Tom Flood, author and editor
Read my blog article about the background to writing The Philosopher's Daughters.
From nineteenth century London to remote outback Australia, two sisters – pulled apart by love – are brought together by tragedy.
When Harriet Cameron follows her beloved sister, Sarah, to the harsh Australian outback – as dangerous as it is beautiful, as mysterious as it is wild – she is alienated by the casual violence and great injustices of outback life.
Harriet’s recovery from this alienation begins with her growing friendship with an Aboriginal stockman and her increasing love for the landscape.
But this fragile happiness is soon threatened by murders at a nearby cattle station and by a menacing station hand who is seeking revenge...

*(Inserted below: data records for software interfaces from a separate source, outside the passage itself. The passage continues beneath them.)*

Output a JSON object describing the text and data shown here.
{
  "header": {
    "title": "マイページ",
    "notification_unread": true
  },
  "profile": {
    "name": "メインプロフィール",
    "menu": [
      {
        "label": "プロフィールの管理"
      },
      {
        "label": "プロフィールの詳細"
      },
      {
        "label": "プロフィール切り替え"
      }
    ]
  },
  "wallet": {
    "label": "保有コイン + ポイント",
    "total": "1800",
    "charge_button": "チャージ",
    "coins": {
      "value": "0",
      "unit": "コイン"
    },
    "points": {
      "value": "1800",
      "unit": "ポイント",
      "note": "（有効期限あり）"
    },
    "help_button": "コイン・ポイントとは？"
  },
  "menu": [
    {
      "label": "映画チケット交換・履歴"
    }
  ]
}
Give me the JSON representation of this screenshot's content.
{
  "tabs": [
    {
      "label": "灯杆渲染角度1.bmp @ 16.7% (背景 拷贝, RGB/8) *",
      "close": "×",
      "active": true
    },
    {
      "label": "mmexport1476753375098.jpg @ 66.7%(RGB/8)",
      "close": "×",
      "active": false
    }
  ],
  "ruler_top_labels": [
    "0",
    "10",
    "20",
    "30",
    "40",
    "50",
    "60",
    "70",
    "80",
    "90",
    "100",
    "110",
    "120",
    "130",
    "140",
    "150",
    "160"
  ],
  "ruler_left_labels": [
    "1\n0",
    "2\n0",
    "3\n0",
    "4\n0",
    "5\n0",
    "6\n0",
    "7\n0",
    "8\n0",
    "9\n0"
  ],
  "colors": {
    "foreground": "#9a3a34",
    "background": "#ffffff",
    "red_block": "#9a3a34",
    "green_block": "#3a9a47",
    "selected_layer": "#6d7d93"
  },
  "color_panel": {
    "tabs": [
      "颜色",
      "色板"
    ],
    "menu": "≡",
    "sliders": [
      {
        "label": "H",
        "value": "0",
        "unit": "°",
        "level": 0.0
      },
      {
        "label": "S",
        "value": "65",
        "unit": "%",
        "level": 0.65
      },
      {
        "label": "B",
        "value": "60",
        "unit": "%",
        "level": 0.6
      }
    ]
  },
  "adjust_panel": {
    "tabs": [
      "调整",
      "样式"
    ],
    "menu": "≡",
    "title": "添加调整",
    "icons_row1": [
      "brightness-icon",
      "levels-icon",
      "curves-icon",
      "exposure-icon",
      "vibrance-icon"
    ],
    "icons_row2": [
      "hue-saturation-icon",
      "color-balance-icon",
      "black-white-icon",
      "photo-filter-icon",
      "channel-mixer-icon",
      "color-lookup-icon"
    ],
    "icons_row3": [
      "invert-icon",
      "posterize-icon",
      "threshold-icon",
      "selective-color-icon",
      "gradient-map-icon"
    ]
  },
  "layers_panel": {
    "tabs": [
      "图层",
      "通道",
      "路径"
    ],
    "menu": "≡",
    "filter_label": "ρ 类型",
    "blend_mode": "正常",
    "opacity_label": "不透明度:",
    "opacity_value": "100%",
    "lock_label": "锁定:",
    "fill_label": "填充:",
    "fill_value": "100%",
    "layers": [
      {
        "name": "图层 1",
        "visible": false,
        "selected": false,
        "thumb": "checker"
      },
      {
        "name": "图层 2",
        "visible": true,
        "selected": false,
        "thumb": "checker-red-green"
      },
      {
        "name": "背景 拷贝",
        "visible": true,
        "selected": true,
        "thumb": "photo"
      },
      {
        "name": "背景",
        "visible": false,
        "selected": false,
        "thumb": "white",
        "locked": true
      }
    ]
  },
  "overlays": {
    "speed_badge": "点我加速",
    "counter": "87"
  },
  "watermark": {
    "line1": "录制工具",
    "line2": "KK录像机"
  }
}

The Canberra Times - In The Philosopher's Daughters, Alison Booth explores race and gender in 19th-century Australia
The Reading Desk - An Interview with Alison Booth
Narrelle M Harris - Quintette of Questions: Alison Booth
Sally Pryor - Canberra writer Alison Booth brings 19th-century Australia to life on the page in The Philosopher's Daughters
Louise Allan - Alison Booth: A Tale of Two Very Different Sisters